Feeling Blue is free-standing in the midst of the Queen’s Presence Chamber, held taut by powder-coated steel gates. The words ‘feeling blue’ starkly stand out from a background of blues and greens - shades that remind us of vast oceans in motion. As I strolled around the textile-sculpture, I immediately associated the color blue with the maritime world. In the 17th Century Queen’s House, the first classical building in England, the color blue served as a predominant decorative element, particularly adorning the balustrade of the Tulip Stairs.

Yet, there are also deeper, emotive connotations that Whittle has chosen to highlight and explore. The colour blue and the phrase ‘feeling blue’ are associated with sadness. Although the exact origin of the term is unclear, it may have derived from the tradition of ships flying blue flags and officers donning a blue band when a high-ranking crew member has died. Additionally, in the mid-18th Century, the Royal Navy introduced a naval uniform for officers made from a deep blue fabric, achieved using a dye from the indigo plant native to India. Until the end of the 18th Century, indigo plants were grown, harvested, and processed by enslaved people in North America as well as by indentured labourers in India and modern-day Bangladesh. Up until today, Navy blue continues to symbolise authority, being utilised, for example, in the uniforms of police and military officers.

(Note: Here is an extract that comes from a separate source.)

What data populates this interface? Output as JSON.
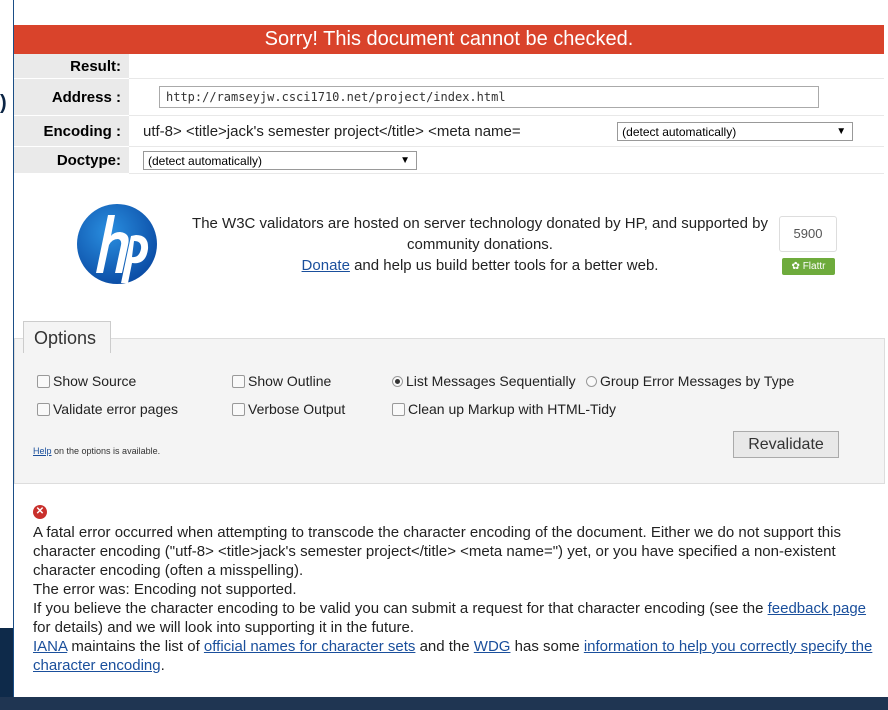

Whittle further continues her exploration of the links between colonialism and the nautical world by including coloured ropes – reminiscent of those used on ships. For Whittle, a rope symbolises both hope and oppression. Her continued engagement with the climate crisis is found in the decorative coral that frames the tapestry. Delicate pastel pinks and vibrant yellow shades evoke the beauty of tropical oceans, reminding us about the importance of coral reefs in our ecosystem. Iridescent, cultured freshwater pearl beads have also been stitched onto the tapestry, connecting Feeling Blue with two sixteenth-century paintings – the Armada Portrait of Queen Elizabeth I and Marcus Gheeraerts’ portrait of Sir Francis Drake - which are presented alongside the tapestry. In both portraits pearls, some of which were undoubtedly obtained through colonial trade and exploitation, are used as a symbol of wealth and power.

Whittle’s commission is a reminder of the contemporary significance of tapestry as a medium. For the artist, the commission has been an opportunity to think deeply about maritime histories and consider the powers that decide how these histories are portrayed. The vivid tapestry Feeling Blue - on long-term display - not only invites us to explore notions of power alongside the rhythms of the sea, but also to reflect on the vulnerability of the oceans in a time of climate crisis.


Christine Takengny
The Roden Senior Curator, Museums Acquisitions 


Queen’s House
National Maritime Museum, Royal Museums Greenwich, Romney Rd, London SE10 9NF
Opening Times: Monday – Sunday from 10am to 5pm